AIM OF THE EXERCISE
From the listing below, how many lines hold the word "data"? Write only the number.

-----

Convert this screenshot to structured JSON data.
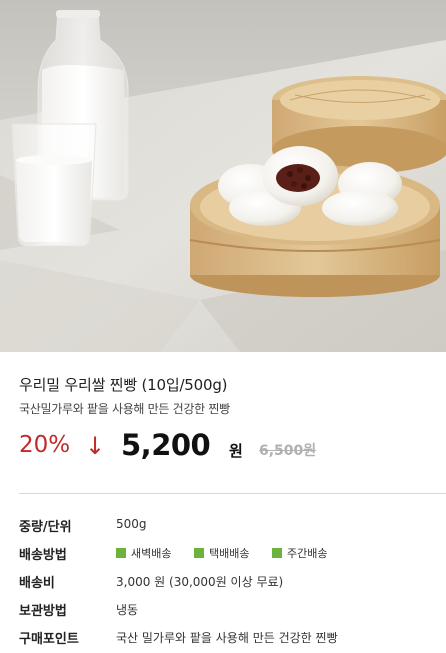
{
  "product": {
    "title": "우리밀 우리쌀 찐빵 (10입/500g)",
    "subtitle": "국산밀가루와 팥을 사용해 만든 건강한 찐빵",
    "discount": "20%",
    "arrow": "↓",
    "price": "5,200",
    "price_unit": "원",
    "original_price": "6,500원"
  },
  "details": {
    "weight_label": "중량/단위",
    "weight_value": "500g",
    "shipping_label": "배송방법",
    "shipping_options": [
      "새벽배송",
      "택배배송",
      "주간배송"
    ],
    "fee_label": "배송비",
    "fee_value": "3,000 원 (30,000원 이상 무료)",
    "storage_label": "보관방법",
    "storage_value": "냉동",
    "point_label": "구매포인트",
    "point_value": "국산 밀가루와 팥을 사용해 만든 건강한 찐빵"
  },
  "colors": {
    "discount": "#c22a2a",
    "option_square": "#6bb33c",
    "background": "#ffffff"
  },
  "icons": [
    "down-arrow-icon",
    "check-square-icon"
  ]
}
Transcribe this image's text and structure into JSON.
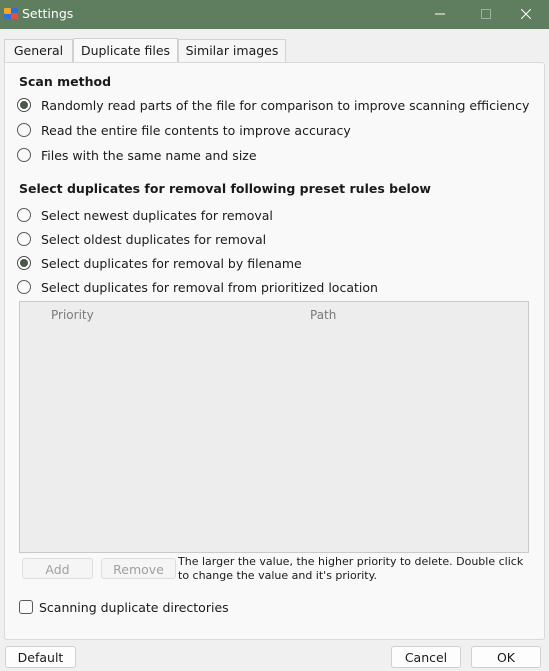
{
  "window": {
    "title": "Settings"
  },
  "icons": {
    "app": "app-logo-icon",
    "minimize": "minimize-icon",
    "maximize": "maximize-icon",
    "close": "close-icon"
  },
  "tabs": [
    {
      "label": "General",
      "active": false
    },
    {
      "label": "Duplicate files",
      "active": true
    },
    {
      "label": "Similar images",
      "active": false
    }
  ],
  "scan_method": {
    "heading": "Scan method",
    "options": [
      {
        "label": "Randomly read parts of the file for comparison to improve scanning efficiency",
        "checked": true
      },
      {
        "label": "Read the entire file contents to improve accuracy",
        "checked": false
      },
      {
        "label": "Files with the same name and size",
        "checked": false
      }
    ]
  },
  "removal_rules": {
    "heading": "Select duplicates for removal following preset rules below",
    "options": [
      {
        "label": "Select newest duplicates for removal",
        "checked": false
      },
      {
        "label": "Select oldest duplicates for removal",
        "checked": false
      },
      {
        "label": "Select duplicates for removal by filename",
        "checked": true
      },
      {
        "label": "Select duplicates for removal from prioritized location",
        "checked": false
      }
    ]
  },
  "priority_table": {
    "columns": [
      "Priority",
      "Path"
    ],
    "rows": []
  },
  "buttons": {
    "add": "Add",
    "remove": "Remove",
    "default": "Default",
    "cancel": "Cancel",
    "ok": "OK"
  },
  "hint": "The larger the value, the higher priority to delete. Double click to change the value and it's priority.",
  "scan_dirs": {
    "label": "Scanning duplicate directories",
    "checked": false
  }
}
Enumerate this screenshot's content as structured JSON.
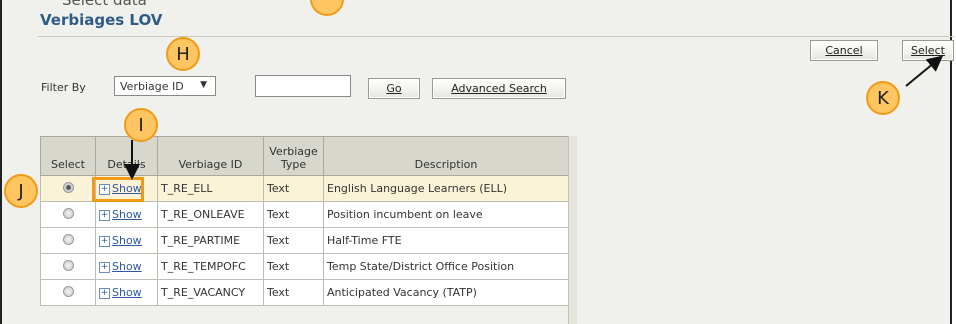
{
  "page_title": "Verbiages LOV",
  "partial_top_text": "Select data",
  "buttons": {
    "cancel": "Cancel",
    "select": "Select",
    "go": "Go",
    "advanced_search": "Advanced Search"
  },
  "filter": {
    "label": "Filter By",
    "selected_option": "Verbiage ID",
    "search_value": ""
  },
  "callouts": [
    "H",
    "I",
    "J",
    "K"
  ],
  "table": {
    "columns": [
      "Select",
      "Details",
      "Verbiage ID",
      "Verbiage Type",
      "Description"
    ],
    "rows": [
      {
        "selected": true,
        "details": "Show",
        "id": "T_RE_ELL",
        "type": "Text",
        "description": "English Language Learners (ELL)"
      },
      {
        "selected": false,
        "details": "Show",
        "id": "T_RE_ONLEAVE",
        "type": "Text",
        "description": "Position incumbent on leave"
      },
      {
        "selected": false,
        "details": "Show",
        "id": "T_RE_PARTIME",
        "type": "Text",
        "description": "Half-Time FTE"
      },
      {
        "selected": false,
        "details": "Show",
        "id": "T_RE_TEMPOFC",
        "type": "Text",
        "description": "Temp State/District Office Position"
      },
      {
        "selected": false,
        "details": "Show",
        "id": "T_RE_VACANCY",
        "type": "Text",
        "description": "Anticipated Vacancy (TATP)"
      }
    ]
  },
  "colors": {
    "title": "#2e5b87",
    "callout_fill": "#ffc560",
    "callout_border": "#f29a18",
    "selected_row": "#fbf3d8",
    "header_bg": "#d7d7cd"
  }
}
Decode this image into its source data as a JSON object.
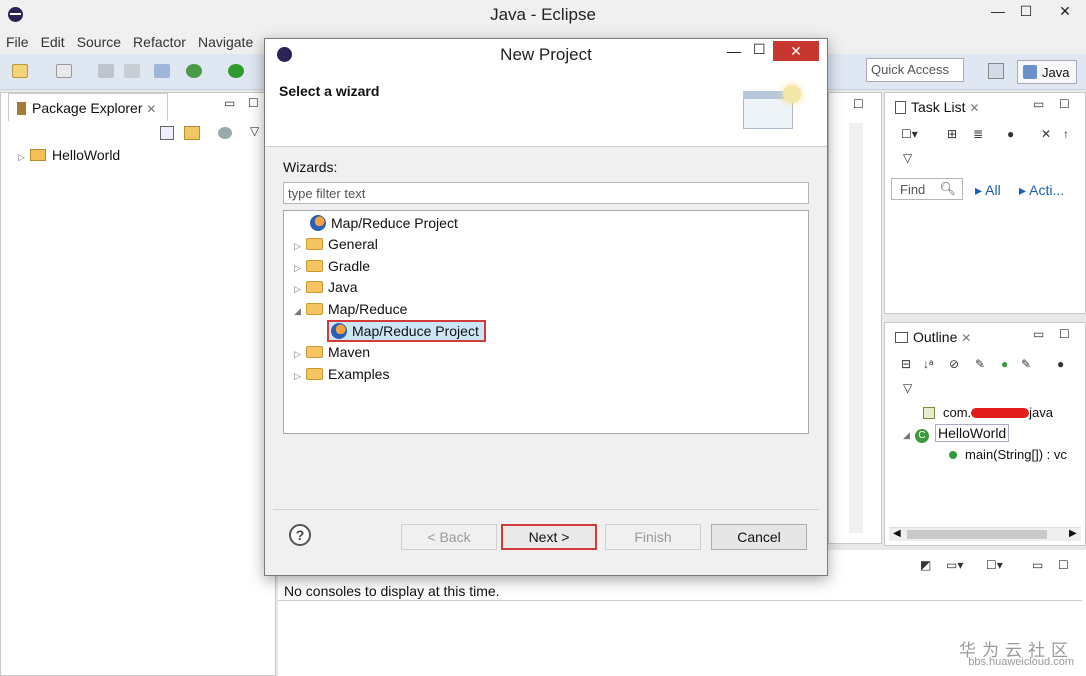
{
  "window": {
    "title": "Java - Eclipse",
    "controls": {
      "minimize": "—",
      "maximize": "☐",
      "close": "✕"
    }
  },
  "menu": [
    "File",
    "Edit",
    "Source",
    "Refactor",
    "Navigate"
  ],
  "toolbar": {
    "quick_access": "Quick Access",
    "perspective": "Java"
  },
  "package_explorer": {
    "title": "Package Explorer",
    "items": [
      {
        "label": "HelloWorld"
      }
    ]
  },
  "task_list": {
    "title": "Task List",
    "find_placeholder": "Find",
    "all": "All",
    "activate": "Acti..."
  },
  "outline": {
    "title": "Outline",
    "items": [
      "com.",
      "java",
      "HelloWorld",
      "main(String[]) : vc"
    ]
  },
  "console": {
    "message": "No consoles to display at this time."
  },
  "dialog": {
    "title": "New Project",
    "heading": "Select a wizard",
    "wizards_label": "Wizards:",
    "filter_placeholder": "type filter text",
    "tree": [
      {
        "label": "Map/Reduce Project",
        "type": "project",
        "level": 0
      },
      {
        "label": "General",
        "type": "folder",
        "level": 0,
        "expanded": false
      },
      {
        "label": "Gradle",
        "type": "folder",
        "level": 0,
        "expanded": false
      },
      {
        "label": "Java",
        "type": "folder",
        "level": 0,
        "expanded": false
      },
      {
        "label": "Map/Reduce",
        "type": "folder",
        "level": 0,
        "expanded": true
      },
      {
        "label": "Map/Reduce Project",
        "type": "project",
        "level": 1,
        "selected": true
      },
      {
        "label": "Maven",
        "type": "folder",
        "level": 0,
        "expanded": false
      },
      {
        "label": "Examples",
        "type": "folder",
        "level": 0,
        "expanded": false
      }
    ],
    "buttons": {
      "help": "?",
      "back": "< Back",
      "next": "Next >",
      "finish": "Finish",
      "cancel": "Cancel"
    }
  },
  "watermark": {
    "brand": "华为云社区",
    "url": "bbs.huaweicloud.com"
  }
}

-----

TASK SOLUTION
3